Make: New Haven Arms Co.
Serial Number: 9843. (The period is part of the serial number)
Year of Manufacture: 1865
Caliber: .44 Rim Fire
Action Type: Lever Action with Tubular Magazine
Markings: The top of the barrel just forward of the receiver is marked “9843”. The top of the barrel underneath the octagonal loading sleeve is marked with the assembly number “2798”. This is not the serial number and it is not supposed to match. The top of the barrel forward of the rear sight is marked “HENRY’S PATENT OCT 16 1860 / MANUFACT’D BY THE NEW HAVEN ARMS CO. NEW HAVEN, CT.” Half of the top barrel address is thinned to the point of illegibility. The left side of the bottom tang is marked “9843”. The stock channel and buttplate are NOT numbered.
Barrel Length: 24 ¼”
Sights / Optics: The front sight is a brass blade and the rear sight is a semi buckhorn sight which is dovetailed to the barrel.
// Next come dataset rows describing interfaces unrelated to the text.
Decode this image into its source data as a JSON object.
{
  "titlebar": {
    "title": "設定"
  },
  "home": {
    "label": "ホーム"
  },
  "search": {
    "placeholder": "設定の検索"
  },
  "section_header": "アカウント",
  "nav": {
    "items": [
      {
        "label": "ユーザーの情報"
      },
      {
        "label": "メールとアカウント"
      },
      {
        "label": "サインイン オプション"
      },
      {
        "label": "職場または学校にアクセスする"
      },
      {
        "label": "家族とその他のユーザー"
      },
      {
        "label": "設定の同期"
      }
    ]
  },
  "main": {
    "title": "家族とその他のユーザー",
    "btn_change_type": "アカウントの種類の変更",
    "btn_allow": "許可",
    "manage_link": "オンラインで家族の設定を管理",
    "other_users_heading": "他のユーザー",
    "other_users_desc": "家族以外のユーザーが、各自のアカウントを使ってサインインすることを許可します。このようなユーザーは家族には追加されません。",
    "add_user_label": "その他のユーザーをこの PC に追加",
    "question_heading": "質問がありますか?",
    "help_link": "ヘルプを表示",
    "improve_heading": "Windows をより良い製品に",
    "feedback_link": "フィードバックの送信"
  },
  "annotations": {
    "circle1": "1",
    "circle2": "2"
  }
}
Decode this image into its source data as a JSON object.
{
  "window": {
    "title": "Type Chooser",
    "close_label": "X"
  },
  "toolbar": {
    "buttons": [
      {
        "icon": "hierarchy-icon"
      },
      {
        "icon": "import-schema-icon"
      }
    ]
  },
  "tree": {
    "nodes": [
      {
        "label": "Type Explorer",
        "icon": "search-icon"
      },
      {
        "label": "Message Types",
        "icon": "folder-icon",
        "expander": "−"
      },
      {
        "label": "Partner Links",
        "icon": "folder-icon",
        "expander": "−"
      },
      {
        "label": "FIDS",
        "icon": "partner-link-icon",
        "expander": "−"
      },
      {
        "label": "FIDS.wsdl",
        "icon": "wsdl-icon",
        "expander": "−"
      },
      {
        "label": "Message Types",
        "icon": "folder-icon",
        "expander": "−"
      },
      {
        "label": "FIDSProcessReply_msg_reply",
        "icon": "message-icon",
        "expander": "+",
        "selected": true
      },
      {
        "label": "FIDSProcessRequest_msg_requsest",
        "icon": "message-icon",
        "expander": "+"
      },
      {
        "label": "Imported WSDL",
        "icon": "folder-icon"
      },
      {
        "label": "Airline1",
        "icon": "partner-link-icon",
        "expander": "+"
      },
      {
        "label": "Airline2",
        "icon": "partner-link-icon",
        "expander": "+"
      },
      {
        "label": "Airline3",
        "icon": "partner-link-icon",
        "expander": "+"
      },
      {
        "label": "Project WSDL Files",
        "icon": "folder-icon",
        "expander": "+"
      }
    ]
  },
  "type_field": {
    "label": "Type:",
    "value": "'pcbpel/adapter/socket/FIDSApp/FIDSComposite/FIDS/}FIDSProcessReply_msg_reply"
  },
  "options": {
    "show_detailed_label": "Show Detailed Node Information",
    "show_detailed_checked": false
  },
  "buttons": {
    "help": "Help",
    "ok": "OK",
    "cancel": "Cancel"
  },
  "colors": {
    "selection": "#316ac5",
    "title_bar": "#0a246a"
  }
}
Stock Configuration & Condition: The stock is Walnut. There is a smoothed gouge on the left side to the rear of the sling staple. The right side of the stock has a few smooth compression marks. There is a scratch on the right side which started at the buttplate. The stock screws are un numbered and are likely replacements, as are the stock and buttplate. The buttplate is a close to correct shape, and is very old, though is not quite correct. Likewise, the stock looks great and is well made, but does not fit the metal perfectly, with a small gar around the tangs. The LOP measures 13” from the front of the trigger to the back of the pointed buttplate. The stock rates in about Fine overall condition.
Type of Finish: Browned with a Brass Receiver. The patina of the receiver is honest where metal work has not affected it. The rear portion of the receiver has been repaired and the tangs have been re-brazed to the frame. We cannot say why this was done, though they are the original and correct tangs… This portion of the brass on the rifle is shinier than on the main section of the receiver.
Finish Originality: Refinished Long Ago
Bore Condition: The bore is dark and the rifling is present. There is erosion and pitting.
Overall Condition: This rifle retains about 65% of its post production metal finish. The balance of the finish shows sanding marks on the barrel, incurred during metal preparation before the refinish. There are a few light scratches in the metal. The octagonal barrel shows some variations in the edges from the refinish. The top barrel address is thin and only part is legible. There are compression marks on the brass receiver. The brass patina is nice, showing honest age. The lever has a possible tick mark on the right side. The screw heads are bruised and many are replaced. The markings are light. Overall, this rifle rates in about Fair – Good condition.
Mechanics: The action does not function entirely correctly. The hammer will not stay back as the trigger does not pivot and therefore does not catch the hammer notch. The lever does draw the bolt back and forward and the carrier up and down, it is just the hammer that needs work. We have not fired this rifle.
Box, Paperwork & Accessories: None
Our Assessment: This is a real Henry. It has seen some work and there are better ones out there, but it is still (and definitely is) a real Henry. The tangs have been reattached to the frame – why they were off, we cannot say, though these are definitely the original tangs and are back on it now. Likewise, the barrel was likely once quite eroded (like the hammer is now), leading an owner of this rifle to take the metal down and refinish it – this may also explain the replaced stock and plate. That all said, the majority of this rifle is original, the work was done long enough ago that natural age has formed and there is a lot of original patina to the brass. The Henry may be the most desirable rifle ever produced, certainly one of the most important. It was the first practical cartridge repeater, paving the way for everything since. It is the first of the Winchesters and even in this condition would be the pinnacle of your collection. This rifle has been in a California collection for decades and has likely not sold publicly in 40+ years. It is a real Henry, we needn’t say anything else…